[About this exercise] An accurate, complete copy of the records below is required.

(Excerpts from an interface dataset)
****************
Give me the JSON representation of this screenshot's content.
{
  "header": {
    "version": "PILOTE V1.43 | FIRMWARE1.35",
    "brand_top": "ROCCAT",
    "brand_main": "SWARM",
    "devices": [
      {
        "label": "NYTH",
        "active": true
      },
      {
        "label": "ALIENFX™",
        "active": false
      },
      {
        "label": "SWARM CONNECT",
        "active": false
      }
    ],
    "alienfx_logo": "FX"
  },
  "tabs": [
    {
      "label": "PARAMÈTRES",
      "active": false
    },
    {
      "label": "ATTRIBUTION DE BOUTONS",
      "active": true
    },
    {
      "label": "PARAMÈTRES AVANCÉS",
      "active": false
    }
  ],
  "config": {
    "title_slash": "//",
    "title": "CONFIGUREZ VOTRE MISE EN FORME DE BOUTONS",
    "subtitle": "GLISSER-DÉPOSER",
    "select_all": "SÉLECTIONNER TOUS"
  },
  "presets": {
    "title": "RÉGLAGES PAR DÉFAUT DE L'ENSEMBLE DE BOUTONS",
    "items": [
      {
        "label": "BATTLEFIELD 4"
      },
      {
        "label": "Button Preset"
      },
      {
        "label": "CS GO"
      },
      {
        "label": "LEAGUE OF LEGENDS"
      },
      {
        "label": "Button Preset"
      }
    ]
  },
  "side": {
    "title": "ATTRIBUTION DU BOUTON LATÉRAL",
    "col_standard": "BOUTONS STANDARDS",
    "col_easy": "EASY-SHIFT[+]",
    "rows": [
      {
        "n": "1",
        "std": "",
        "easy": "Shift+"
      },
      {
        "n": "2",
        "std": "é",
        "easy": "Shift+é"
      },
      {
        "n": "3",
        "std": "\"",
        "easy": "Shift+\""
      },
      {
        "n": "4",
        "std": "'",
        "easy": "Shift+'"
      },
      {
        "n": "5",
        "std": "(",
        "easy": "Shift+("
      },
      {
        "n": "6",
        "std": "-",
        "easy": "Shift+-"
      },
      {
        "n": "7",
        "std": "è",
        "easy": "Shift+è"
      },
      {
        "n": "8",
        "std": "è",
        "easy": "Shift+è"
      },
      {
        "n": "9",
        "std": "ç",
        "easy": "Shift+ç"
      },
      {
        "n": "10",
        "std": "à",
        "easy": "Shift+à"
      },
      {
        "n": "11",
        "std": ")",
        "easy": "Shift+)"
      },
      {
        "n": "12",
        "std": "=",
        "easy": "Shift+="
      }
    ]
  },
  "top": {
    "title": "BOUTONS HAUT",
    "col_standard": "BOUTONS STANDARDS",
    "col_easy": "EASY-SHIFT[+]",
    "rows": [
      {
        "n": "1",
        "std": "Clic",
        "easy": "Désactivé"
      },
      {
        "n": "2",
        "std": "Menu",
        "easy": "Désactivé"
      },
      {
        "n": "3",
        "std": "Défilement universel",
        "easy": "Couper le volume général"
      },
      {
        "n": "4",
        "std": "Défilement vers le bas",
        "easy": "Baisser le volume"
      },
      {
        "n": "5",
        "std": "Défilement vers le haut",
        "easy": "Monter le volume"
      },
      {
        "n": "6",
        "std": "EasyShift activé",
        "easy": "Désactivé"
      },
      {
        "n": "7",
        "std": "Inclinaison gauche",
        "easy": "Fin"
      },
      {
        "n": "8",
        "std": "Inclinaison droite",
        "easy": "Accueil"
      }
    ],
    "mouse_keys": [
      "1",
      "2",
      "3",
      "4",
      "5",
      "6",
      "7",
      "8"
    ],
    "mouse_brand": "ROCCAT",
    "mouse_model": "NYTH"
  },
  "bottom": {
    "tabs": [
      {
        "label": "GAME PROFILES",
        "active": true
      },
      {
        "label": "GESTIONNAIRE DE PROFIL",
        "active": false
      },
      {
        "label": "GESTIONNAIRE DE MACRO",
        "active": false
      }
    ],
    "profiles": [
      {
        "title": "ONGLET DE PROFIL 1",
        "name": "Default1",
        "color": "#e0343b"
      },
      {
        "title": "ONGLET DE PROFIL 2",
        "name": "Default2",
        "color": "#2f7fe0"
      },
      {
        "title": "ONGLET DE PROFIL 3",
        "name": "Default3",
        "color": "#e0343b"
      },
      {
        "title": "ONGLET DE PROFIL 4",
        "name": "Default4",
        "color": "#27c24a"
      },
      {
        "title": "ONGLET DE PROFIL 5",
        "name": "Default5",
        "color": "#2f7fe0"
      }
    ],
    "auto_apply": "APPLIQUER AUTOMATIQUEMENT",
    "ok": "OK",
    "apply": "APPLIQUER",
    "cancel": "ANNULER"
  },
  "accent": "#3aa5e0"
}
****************
[Answer to the problem]
Give me the JSON representation of this screenshot's content.
{
  "header": {
    "version": "PILOTE V1.43 | FIRMWARE1.35",
    "brand_top": "ROCCAT",
    "brand_main": "SWARM",
    "devices": [
      {
        "label": "NYTH",
        "active": true
      },
      {
        "label": "ALIENFX™",
        "active": false
      },
      {
        "label": "SWARM CONNECT",
        "active": false
      }
    ],
    "alienfx_logo": "FX"
  },
  "tabs": [
    {
      "label": "PARAMÈTRES",
      "active": false
    },
    {
      "label": "ATTRIBUTION DE BOUTONS",
      "active": true
    },
    {
      "label": "PARAMÈTRES AVANCÉS",
      "active": false
    }
  ],
  "config": {
    "title_slash": "//",
    "title": "CONFIGUREZ VOTRE MISE EN FORME DE BOUTONS",
    "subtitle": "GLISSER-DÉPOSER",
    "select_all": "SÉLECTIONNER TOUS"
  },
  "presets": {
    "title": "RÉGLAGES PAR DÉFAUT DE L'ENSEMBLE DE BOUTONS",
    "items": [
      {
        "label": "BATTLEFIELD 4"
      },
      {
        "label": "Button Preset"
      },
      {
        "label": "CS GO"
      },
      {
        "label": "LEAGUE OF LEGENDS"
      },
      {
        "label": "Button Preset"
      }
    ]
  },
  "side": {
    "title": "ATTRIBUTION DU BOUTON LATÉRAL",
    "col_standard": "BOUTONS STANDARDS",
    "col_easy": "EASY-SHIFT[+]",
    "rows": [
      {
        "n": "1",
        "std": "",
        "easy": "Shift+"
      },
      {
        "n": "2",
        "std": "é",
        "easy": "Shift+é"
      },
      {
        "n": "3",
        "std": "\"",
        "easy": "Shift+\""
      },
      {
        "n": "4",
        "std": "'",
        "easy": "Shift+'"
      },
      {
        "n": "5",
        "std": "(",
        "easy": "Shift+("
      },
      {
        "n": "6",
        "std": "-",
        "easy": "Shift+-"
      },
      {
        "n": "7",
        "std": "è",
        "easy": "Shift+è"
      },
      {
        "n": "8",
        "std": "è",
        "easy": "Shift+è"
      },
      {
        "n": "9",
        "std": "ç",
        "easy": "Shift+ç"
      },
      {
        "n": "10",
        "std": "à",
        "easy": "Shift+à"
      },
      {
        "n": "11",
        "std": ")",
        "easy": "Shift+)"
      },
      {
        "n": "12",
        "std": "=",
        "easy": "Shift+="
      }
    ]
  },
  "top": {
    "title": "BOUTONS HAUT",
    "col_standard": "BOUTONS STANDARDS",
    "col_easy": "EASY-SHIFT[+]",
    "rows": [
      {
        "n": "1",
        "std": "Clic",
        "easy": "Désactivé"
      },
      {
        "n": "2",
        "std": "Menu",
        "easy": "Désactivé"
      },
      {
        "n": "3",
        "std": "Défilement universel",
        "easy": "Couper le volume général"
      },
      {
        "n": "4",
        "std": "Défilement vers le bas",
        "easy": "Baisser le volume"
      },
      {
        "n": "5",
        "std": "Défilement vers le haut",
        "easy": "Monter le volume"
      },
      {
        "n": "6",
        "std": "EasyShift activé",
        "easy": "Désactivé"
      },
      {
        "n": "7",
        "std": "Inclinaison gauche",
        "easy": "Fin"
      },
      {
        "n": "8",
        "std": "Inclinaison droite",
        "easy": "Accueil"
      }
    ],
    "mouse_keys": [
      "1",
      "2",
      "3",
      "4",
      "5",
      "6",
      "7",
      "8"
    ],
    "mouse_brand": "ROCCAT",
    "mouse_model": "NYTH"
  },
  "bottom": {
    "tabs": [
      {
        "label": "GAME PROFILES",
        "active": true
      },
      {
        "label": "GESTIONNAIRE DE PROFIL",
        "active": false
      },
      {
        "label": "GESTIONNAIRE DE MACRO",
        "active": false
      }
    ],
    "profiles": [
      {
        "title": "ONGLET DE PROFIL 1",
        "name": "Default1",
        "color": "#e0343b"
      },
      {
        "title": "ONGLET DE PROFIL 2",
        "name": "Default2",
        "color": "#2f7fe0"
      },
      {
        "title": "ONGLET DE PROFIL 3",
        "name": "Default3",
        "color": "#e0343b"
      },
      {
        "title": "ONGLET DE PROFIL 4",
        "name": "Default4",
        "color": "#27c24a"
      },
      {
        "title": "ONGLET DE PROFIL 5",
        "name": "Default5",
        "color": "#2f7fe0"
      }
    ],
    "auto_apply": "APPLIQUER AUTOMATIQUEMENT",
    "ok": "OK",
    "apply": "APPLIQUER",
    "cancel": "ANNULER"
  },
  "accent": "#3aa5e0"
}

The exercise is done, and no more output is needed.